It will come as no surprise that different sports require different types of fuel to maximise performance.
While good nutrition is always going to be a priority for sports and fitness activities, following the right feeding strategies for endurance or strength-based sports can potentially have a significant impact on results.
The focus should be on safe as well as effective fat loss and muscle gain. When carbohydrate loading or fat loading, it’s a good idea to take professional advice to ensure that you only do what is beneficial and won’t cause harm.
What is carbohydrate loading for endurance events?
This is when you increase your intake of carbohydrate in advance of competing in an event. It’s beneficial when taking part in endurance events, for example a running or cycling competition that takes more than two hours to complete.
Bread, potatoes, rice and pasta are all high in carbohydrate, but should be accompanied by a balance of vitamins, protein and fat.

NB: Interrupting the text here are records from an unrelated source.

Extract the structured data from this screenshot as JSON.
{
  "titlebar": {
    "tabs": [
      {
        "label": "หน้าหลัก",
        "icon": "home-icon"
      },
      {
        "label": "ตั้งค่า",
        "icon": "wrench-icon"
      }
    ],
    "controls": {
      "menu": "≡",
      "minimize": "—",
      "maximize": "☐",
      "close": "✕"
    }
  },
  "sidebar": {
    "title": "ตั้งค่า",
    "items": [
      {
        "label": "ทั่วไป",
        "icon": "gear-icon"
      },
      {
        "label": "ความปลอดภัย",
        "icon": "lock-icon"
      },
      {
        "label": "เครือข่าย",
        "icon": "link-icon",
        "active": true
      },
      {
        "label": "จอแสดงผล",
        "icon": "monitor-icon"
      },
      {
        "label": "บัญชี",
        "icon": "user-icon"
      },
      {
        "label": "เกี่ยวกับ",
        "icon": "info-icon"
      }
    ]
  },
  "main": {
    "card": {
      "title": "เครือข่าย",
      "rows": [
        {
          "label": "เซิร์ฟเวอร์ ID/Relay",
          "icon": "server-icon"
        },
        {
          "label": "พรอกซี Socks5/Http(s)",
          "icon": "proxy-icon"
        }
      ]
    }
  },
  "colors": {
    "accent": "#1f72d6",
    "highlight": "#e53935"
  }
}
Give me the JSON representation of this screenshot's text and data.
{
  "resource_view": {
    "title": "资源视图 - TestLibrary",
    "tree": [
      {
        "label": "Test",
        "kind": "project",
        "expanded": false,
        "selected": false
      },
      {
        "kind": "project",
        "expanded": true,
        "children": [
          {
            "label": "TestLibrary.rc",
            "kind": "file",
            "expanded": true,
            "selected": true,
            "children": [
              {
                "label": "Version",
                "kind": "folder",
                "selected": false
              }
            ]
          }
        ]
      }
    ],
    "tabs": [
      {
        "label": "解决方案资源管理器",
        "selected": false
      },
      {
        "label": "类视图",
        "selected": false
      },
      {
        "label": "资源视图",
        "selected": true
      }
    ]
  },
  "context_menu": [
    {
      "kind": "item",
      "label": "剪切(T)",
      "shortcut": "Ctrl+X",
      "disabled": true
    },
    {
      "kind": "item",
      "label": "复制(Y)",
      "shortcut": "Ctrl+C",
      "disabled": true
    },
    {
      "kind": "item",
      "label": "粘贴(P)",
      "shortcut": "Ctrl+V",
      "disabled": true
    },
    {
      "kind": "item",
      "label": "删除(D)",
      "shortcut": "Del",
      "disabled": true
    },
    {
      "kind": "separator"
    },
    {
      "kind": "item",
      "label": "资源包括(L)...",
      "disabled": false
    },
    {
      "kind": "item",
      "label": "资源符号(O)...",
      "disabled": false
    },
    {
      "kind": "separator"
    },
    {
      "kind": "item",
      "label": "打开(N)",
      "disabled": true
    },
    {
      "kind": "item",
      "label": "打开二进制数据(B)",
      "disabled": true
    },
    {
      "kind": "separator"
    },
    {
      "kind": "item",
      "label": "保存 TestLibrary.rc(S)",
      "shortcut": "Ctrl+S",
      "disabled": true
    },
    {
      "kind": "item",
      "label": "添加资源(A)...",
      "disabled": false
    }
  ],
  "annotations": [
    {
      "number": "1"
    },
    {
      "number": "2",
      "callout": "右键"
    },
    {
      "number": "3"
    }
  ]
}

Carbohydrate loading over three days ahead of the event will increase the glycogen stores in your muscles. This will delay fatigue and help to improve your performance, particularly as you reach the final stages of an endurance event. You should also take in additional carbohydrate during an endurance event, through drinks or food, to prevent fatigue. After the event, a high-GI carbohydrate will aid recovery.
The general recommendation is 7-12g of carbohydrate per kilogram of body weight. Bear in mind that carbohydrate loading will not help performance in events that are shorter than two hours or in anaerobic activities, and that you should only carry out carbohydrate loading up to four times a year.
What is fat loading for endurance events?
Like carbohydrate loading, this is when you increase the amount of fat in your diet ahead of an endurance competition. Fat loading requires increasing the fat in your diet to 60-70% over five days, before carrying out three days of carbohydrate loading prior to your event.
Good sources of fat are dairy products such as chocolate, cream and cheese. In studies, endurance athletes have seen increased performance after an intake of medium-chain triglyceride (MCT) oils along with carbohydrates, although side effects such as diarrhoea have also been reported.
After competing, you should ensure that you replace fluid and electrolytes lost, as well as sodium and potassium.
Feeding strategies for strength-based events
The key for strength-based events is to keep up the levels of fuel and liquid in the body at the same time as avoiding gastrointestinal issues that will affect performance.
Foods that are nutritionally beneficial should be consumed while training for your strength-based event. Carbohydrate consumption needs to be aligned with your training programme so that your energy stores remain high enough for your performance and recovery, both while training and on the day of competition.
A day of rest or only light training prior to competing can allow the body to restore its glycogen levels. Whether you are competing in one or several events, make sure you have planned out the food and drink that you will be consuming during the competition to ensure you have the fuel that you need to hand.